ORNAMENTAL AND EDIBLE
Growing a selection of chillies in the garden or in a container provides a range of spicy flavors to use in the kitchen.
This mixed planting can also create an ornamental feature as chillies come with lots of variation in appearance as well as flavor.
Chillies are usually thought of as red but there are varieties that are green, purple and orange and some with mottled colors, so the plants look attractive as well as being edible.
Chilli plants that are sold as ornamental may have hot-tasting fruit. However, check the plant label carefully before eating them as a chilli lookalike, Solanum capsicastrum, often sold as winter cherry or ornamental capsicum, has toxic fruit. Admire but don’t eat.
The fruit of Capsicum annuum is, however, edible. So-called ornamental varieties of chilli include ‘Little Elf’.
Whether ornamental or edible, always keep chilli plants well away from children.
Children can be attracted to the bright colors of chillies in the garden and will suﬀer severely if they pick or eat one.
For safety, keep chilli plants out of reach by planting them in the centre of a raised garden bed or in an elevated pot, or by keeping them well fenced.
Chillies are in the Solanaceae family, along with tomatoes and potatoes.
They grow best through the warmer months of the year (spring to autumn) but, unlike tomatoes, many chillies continue to grow through winter to resume flowering and fruiting the following spring.
They are frost sensitive, especially when small. To keep a chilli growing into a second year in an area that experiences cold winters, grow it in a pot and move it into a frost-free spot as winter looms.
A sunny, sheltered patio, a glasshouse or against a warm wall are ideal positions to overwinter a chilli plant.
Plants grow to around 40–60cm high. They can be grown in a garden bed or in a container; select a pot or trough that’s at least 25–30cm wide for good growth.
Chillies are sold as seed, seedlings or small plants. Sow seeds from August to December in cool to mild climates, July to March in subtropics and year-round in the tropics.
Seedlings and small potted plants are best planted into the garden or containers from spring to summer in cool to temperate zones but can be grown year-round in the subtropics and tropics.
Dig a little lime into very acidic soils before planting to reduce problems with calcium deficiency such as blossom end rot, which can occur as fruit matures.
As chillies have a strong branch structure, they don’t need staking, although a stake gives extra support in an exposed, windy situation – or if the branches are brittle and heavily laden with fruit.
When the weather warms, chillies begin to flower then form fruit. Keep plants well watered as they grow — water daily when it’s hot and dry — and protect small plants from slugs and snails.
Aphids and whitefly may attack chillies.

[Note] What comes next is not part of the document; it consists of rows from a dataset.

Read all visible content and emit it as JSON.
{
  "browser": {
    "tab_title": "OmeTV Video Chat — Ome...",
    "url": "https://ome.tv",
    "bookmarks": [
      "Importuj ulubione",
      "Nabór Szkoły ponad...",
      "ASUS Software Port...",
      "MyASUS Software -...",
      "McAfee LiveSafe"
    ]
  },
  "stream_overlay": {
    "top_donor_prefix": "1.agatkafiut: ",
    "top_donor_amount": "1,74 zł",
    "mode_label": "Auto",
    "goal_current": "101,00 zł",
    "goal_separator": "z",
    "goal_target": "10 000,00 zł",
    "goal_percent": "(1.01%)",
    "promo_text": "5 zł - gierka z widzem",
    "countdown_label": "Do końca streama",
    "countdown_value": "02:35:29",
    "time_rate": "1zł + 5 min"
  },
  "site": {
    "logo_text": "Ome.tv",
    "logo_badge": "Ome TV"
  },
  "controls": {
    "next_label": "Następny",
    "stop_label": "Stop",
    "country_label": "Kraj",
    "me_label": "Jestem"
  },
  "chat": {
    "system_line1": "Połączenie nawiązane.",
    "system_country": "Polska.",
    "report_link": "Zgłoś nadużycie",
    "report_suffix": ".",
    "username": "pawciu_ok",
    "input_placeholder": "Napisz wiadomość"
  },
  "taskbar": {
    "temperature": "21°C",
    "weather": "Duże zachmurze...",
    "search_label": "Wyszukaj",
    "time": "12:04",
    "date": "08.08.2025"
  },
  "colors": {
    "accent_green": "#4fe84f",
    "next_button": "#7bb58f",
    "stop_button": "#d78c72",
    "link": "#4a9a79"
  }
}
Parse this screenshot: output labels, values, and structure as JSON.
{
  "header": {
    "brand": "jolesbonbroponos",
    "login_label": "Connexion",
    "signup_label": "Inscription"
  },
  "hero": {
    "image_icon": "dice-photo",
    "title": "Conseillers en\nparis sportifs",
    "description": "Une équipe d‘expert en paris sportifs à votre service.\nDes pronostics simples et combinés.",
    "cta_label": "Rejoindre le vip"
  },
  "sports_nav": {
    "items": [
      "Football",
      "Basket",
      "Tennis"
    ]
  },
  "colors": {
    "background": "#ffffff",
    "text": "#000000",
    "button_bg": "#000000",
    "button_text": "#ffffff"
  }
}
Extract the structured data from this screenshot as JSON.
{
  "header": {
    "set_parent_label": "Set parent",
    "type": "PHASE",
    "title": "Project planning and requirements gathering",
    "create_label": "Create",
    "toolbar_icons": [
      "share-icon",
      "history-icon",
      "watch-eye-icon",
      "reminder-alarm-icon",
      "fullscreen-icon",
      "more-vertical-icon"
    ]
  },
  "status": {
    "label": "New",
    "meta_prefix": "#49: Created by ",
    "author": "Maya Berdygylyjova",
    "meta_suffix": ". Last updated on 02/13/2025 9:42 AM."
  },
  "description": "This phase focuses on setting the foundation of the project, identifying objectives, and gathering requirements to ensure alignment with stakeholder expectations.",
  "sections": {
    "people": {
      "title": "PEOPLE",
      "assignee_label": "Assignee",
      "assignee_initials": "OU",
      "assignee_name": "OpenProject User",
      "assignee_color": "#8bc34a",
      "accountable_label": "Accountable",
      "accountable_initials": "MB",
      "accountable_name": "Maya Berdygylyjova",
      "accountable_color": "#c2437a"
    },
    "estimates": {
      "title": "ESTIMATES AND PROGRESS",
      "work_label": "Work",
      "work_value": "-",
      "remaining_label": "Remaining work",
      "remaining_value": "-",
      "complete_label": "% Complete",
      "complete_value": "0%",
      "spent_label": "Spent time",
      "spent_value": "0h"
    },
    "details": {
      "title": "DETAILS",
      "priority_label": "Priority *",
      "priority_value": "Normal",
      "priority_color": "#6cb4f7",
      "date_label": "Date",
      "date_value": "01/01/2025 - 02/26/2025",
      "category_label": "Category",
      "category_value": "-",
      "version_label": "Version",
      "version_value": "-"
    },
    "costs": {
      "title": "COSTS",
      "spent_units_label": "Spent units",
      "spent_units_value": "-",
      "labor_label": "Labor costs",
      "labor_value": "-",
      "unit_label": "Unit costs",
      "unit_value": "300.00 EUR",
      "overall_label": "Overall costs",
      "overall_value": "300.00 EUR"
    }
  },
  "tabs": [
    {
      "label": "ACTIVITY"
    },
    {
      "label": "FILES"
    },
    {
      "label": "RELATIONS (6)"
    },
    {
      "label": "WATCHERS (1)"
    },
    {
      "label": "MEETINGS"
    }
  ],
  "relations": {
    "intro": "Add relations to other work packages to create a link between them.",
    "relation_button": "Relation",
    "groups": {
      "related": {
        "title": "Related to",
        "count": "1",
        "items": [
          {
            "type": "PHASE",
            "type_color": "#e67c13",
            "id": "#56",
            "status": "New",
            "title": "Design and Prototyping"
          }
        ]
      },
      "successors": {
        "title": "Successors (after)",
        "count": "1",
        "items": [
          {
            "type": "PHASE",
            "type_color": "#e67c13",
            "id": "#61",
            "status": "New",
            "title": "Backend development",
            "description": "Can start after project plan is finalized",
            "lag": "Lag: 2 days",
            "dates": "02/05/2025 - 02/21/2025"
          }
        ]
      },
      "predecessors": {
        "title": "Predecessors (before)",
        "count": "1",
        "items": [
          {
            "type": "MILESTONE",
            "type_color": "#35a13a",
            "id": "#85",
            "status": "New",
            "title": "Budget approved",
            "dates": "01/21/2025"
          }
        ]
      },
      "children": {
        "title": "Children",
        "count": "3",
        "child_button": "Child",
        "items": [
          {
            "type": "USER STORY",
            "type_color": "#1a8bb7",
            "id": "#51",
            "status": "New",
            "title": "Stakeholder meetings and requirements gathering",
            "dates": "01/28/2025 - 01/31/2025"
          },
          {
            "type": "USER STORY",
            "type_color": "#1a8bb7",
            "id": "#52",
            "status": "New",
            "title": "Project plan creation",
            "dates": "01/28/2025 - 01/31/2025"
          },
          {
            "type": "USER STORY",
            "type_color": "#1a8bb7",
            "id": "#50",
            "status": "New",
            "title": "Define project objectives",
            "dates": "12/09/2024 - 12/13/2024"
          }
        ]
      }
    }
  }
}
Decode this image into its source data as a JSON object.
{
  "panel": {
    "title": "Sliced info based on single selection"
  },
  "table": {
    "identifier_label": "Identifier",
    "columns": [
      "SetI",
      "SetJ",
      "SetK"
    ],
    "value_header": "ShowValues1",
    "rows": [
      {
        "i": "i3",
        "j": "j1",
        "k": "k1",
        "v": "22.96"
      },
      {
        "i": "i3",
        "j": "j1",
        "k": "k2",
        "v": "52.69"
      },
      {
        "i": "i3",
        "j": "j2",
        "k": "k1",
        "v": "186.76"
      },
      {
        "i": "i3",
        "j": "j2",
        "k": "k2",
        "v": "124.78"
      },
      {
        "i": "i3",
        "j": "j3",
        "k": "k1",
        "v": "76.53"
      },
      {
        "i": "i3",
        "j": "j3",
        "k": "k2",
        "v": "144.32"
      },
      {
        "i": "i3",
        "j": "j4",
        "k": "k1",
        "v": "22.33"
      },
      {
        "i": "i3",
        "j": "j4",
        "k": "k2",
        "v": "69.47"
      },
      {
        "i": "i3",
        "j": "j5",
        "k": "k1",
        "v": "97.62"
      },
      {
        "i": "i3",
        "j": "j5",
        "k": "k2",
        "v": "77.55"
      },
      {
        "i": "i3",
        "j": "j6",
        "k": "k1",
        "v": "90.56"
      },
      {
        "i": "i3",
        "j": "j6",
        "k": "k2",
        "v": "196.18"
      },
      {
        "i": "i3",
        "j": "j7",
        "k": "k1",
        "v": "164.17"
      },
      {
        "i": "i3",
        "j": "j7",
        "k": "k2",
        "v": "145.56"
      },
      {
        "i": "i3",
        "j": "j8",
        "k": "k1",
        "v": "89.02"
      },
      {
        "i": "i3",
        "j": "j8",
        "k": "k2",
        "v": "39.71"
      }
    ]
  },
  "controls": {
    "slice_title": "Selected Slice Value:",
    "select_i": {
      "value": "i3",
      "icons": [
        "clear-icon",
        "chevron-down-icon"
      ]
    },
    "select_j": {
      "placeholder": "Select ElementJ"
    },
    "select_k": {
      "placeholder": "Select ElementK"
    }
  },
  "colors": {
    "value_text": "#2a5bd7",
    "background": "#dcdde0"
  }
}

Control these pests with sticky yellow traps or an organic insecticide registered for edible plants such as eco-neem, Natrasoap or a pyrethrum product, but don’t spray when bees are about.
Larger chilli fruit may also be attacked by fruit fly. Use a fruit-fly lure and bait to reduce damage, especially as fruit ripens.
Feed plants once they’ve begun to bloom. Apply a complete fertilizer every six weeks or liquid-feed potted plants fortnightly. Lightly prune plants to encourage new growth after harvesting.
Use secateurs or scissors to harvest ripe fruit to avoid breaking the branches and always wash your hands well after harvesting chillies to avoid burning sensitive skin.
The color of a ripe chilli will vary depending on its variety but may be red, orange, purple or mottled.
Harvest chillies as they are needed. Preserve bountiful crops by drying, freezing or plaiting the fruit into an attractive kitchen decoration.
Chillies aren’t only hot to eat. Just handling the fruit can lead to burning. Capsaicin, which gives the chilli its hot kick, is found in the skin, the membrane inside the fruit, the juice and the seeds, so always wash your hands carefully after harvesting or preparing chillies.
Avoid touching your eyes or mouth until after you’ve washed your hands.